- _TASK DESCRIPTION_
Go through the records line by line. Report how many lines contain "icon", with nothing else.

- _Data records_
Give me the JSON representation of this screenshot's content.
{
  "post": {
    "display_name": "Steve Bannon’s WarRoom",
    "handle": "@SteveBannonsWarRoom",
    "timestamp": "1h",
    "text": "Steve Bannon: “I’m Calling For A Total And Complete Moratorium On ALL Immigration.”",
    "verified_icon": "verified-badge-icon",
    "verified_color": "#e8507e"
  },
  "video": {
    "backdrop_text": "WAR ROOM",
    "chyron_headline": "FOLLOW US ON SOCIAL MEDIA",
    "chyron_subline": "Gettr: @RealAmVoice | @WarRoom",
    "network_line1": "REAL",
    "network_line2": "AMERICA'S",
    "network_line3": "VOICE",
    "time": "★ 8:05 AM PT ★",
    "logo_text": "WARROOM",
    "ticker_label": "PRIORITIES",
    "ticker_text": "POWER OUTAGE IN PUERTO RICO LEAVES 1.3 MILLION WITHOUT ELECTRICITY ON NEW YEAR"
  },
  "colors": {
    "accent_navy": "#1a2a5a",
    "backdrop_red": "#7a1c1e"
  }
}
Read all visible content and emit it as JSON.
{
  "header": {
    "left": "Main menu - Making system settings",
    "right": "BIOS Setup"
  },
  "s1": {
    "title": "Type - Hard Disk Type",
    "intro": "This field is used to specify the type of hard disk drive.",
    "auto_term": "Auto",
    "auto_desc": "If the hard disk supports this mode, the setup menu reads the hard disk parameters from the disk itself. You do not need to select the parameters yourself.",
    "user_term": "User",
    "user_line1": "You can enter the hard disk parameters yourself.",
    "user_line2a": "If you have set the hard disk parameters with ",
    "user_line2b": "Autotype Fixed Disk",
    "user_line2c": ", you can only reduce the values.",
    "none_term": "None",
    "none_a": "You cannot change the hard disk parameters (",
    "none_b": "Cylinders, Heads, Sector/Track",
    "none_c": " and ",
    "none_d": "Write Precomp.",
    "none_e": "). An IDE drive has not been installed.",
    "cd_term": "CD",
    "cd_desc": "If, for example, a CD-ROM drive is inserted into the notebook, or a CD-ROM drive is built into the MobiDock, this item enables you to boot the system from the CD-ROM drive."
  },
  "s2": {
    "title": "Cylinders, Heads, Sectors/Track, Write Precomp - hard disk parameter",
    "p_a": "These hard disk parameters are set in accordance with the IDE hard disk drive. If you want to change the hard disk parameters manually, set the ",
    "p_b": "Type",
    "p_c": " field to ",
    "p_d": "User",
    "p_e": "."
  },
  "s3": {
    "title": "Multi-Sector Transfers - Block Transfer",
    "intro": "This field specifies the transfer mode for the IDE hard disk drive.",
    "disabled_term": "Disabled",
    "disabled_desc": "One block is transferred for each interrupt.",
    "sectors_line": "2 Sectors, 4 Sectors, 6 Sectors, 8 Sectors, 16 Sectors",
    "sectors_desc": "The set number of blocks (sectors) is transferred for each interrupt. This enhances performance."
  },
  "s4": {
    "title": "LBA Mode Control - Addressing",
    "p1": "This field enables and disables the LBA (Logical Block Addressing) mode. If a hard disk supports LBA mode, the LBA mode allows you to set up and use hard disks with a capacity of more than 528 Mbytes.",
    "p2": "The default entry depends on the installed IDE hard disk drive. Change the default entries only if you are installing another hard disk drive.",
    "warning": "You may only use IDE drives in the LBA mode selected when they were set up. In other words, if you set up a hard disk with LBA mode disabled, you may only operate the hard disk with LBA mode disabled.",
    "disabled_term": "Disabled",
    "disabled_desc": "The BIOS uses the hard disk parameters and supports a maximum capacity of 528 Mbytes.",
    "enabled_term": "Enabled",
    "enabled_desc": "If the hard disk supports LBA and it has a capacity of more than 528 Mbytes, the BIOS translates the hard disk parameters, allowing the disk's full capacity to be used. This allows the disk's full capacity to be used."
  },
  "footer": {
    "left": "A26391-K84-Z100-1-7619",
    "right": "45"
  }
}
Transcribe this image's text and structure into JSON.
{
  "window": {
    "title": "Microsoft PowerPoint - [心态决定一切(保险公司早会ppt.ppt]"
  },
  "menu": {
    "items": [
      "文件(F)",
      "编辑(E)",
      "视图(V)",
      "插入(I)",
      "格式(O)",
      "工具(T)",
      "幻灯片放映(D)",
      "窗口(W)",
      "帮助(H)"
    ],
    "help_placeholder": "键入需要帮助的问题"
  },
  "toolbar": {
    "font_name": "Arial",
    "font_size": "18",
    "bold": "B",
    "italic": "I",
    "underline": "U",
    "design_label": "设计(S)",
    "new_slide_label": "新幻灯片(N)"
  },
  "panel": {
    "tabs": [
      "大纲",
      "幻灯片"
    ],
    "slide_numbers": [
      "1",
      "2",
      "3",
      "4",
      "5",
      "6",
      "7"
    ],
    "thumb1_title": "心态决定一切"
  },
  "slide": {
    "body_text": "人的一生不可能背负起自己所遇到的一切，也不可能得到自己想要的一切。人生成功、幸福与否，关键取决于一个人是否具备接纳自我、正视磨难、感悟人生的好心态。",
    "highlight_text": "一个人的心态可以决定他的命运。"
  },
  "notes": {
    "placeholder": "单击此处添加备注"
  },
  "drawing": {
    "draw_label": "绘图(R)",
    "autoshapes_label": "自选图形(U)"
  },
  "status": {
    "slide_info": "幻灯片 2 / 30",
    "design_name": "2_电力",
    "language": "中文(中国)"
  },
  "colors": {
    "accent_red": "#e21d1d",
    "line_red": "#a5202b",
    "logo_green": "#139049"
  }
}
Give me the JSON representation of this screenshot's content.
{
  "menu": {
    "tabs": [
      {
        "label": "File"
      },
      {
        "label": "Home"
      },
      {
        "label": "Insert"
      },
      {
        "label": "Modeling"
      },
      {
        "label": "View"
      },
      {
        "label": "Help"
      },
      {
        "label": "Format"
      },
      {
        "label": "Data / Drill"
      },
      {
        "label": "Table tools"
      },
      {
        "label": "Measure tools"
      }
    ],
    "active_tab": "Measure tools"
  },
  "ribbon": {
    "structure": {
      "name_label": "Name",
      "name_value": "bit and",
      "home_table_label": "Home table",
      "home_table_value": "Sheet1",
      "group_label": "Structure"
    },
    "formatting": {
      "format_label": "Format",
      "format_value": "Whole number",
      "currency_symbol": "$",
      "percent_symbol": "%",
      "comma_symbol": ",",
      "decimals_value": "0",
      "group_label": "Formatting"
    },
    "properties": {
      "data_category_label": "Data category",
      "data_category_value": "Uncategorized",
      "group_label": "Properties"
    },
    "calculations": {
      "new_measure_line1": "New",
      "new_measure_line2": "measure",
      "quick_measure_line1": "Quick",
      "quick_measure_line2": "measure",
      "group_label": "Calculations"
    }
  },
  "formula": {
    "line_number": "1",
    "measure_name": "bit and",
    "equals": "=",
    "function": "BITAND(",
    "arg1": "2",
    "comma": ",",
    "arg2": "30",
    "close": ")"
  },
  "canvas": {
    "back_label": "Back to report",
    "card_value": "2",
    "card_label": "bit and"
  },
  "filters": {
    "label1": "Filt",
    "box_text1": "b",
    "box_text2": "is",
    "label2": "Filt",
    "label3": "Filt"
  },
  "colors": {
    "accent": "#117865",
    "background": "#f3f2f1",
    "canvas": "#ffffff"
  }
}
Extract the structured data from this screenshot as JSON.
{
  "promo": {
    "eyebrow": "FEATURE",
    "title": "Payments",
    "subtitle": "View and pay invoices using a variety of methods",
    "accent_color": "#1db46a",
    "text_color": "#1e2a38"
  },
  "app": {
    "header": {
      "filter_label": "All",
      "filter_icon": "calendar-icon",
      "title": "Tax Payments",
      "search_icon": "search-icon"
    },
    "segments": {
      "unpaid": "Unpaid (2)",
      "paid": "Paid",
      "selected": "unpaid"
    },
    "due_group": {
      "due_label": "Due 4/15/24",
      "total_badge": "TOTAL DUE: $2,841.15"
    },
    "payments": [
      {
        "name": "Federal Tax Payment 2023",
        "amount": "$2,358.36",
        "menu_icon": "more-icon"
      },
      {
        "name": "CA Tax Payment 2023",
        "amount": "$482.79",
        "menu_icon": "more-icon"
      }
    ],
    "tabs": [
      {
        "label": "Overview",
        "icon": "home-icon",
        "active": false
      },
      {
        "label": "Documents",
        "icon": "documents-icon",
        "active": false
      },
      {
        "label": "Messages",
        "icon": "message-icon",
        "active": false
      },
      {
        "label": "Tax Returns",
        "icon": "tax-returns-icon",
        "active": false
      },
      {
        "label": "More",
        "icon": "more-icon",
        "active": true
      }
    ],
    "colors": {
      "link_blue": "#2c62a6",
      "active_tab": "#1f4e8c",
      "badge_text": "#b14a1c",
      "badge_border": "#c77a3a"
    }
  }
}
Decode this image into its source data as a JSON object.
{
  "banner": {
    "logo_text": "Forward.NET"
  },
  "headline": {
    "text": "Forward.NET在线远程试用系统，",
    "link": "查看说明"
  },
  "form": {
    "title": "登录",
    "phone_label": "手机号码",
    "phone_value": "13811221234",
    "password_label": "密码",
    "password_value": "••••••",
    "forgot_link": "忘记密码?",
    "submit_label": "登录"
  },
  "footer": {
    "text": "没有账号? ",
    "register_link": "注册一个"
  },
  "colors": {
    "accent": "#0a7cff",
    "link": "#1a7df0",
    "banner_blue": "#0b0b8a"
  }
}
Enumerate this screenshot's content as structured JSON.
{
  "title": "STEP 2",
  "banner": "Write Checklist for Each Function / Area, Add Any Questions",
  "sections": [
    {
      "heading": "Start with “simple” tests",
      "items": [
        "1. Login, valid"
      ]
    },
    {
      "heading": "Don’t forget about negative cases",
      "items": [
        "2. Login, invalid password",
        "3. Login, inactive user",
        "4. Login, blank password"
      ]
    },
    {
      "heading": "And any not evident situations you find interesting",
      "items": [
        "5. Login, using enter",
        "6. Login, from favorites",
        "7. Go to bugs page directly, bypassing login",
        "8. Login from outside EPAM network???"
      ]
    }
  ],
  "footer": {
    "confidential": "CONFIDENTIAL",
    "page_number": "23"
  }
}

- _ANSWER FOR THIS EXERCISE_
10